Sanchez is ranked No. 6 with the WBC and No. 5 with the WBO. I saw incredible improvements with Sanchez with every fight. As mentioned above, not being too involved in Cuban Olympic boxing, he had a pretty aggressive style early on as a professional. Eddie Reynoso mixed his power with Cuban skills to perfection to beat Efe Ajagba on the Fury-Wilder undercard. His defensive finesse also meant that Christian Hammer had landed the fewest punches in history for a 10-round fight against him.

It will be interesting to see how they guide him. Internally they have Andy Ruiz Jr, who he might not be ready for, Robert Helenius, who’s on top, and Luis Ortiz, who is a big fight for the fans. I think it could be Ortiz next, and he’s got every chance to beat him and progress to a title shot.

Lenier Pero 6-0 (3) – The perspective

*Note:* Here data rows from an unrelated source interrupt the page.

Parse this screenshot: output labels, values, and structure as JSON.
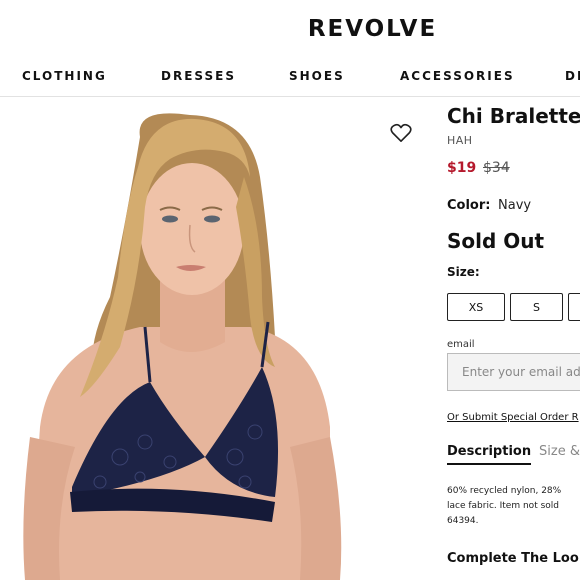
{
  "header": {
    "logo": "REVOLVE"
  },
  "nav": {
    "items": [
      "CLOTHING",
      "DRESSES",
      "SHOES",
      "ACCESSORIES",
      "DE"
    ]
  },
  "product": {
    "title": "Chi Bralette",
    "brand": "HAH",
    "price_sale": "$19",
    "price_original": "$34",
    "color_label": "Color:",
    "color_value": "Navy",
    "stock_status": "Sold Out",
    "size_label": "Size:",
    "sizes": [
      "XS",
      "S",
      ""
    ]
  },
  "notify": {
    "email_label": "email",
    "email_placeholder": "Enter your email ad",
    "special_order_link": "Or Submit Special Order R"
  },
  "tabs": {
    "description": "Description",
    "size": "Size &"
  },
  "description": {
    "line1": "60% recycled nylon, 28%",
    "line2": "lace fabric. Item not sold",
    "line3": "64394."
  },
  "complete_look": "Complete The Loo",
  "colors": {
    "sale_price": "#b5192c",
    "bra": "#1d2346",
    "skin": "#e8b9a0",
    "hair": "#c9a26a"
  },
  "icons": {
    "wishlist": "heart-icon"
  }
}
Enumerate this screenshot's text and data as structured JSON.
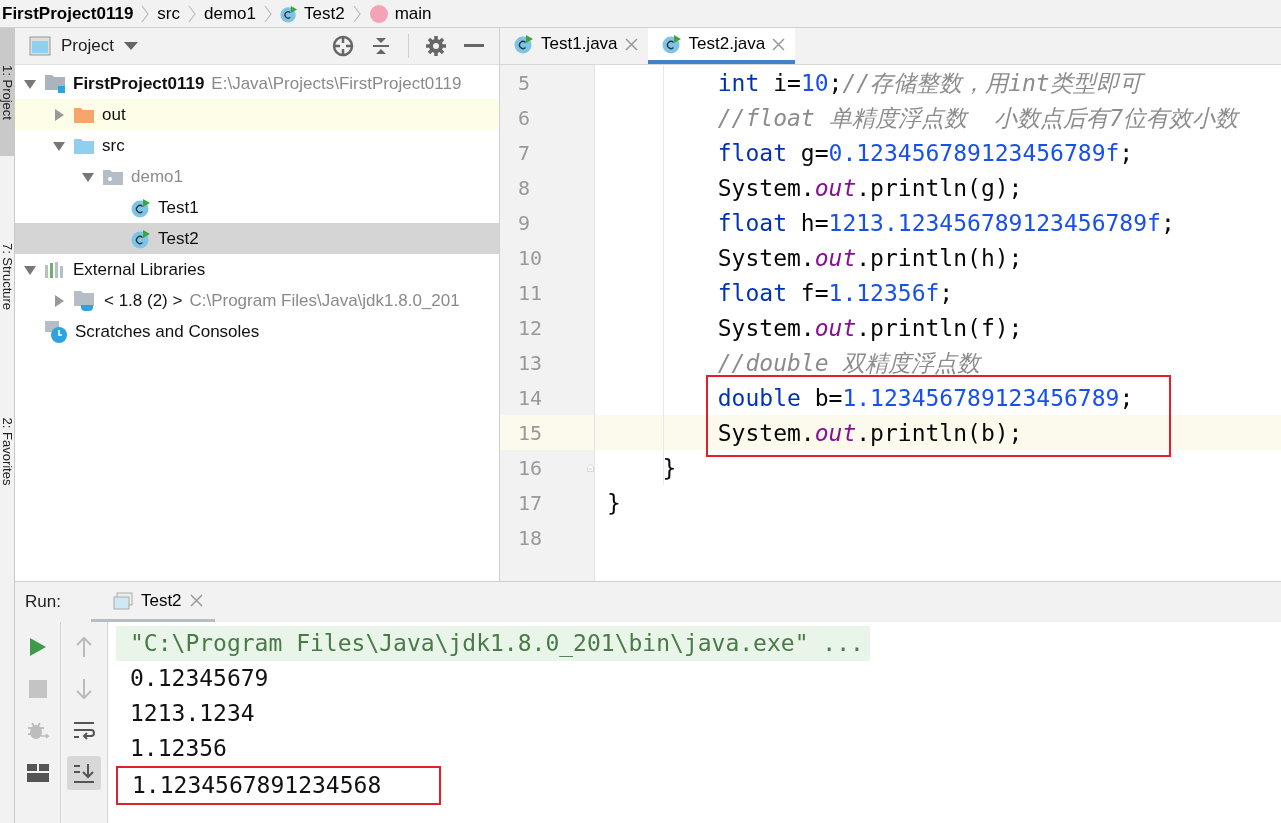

Luckily for Frank, who lost 5 times to Pero, he’s not yet big enough to fight Sanchez. It was a big fight against Bruzon, who impressed enough to win favor with PBC as well. Pero boxed at the 2016 Olympics losing to Filip Hrgovic in the quarterfinals, so he didn’t win a medal. His brother Dainier Pero suffered the same fate at the 2020/21 Olympics losing to Richard Torrez Jr. The Peros are much more refined and accomplished amateur-style fighters. In order to promote Lenier, they will have to add to his style. Even for popularity, he’ll need to have more of a killer instinct like Ortiz, but he’s only 29, and as long as he’s busy with PBC, he’ll have time to do it.

The next step for him could be a lineup of fighters from the Sunday card. I have a feeling Gerald Washington could retire, but he still has a few questions to ask. Iago Kiladze is probably more likely, who can knock you out if you’re not careful, or Jonathon Rice, who thinks he can devote himself to boxing after his two wins against Michael Coffie. Christian Hammer is always a test, and some other names that come to mind include Lucas Browne, Robert Alfonso (Cuban), Kevin Johnson, Carlos Negron, and Bogdan Dinu.

Pero is definitely one to watch, but there is still a long way to go.

And the new one?

Sadly, around this time, I suspect that all of these guys might fail in their quest for heavyweight glory, but from what I’ve seen Frank Sanchez has the greatest luck in the near future.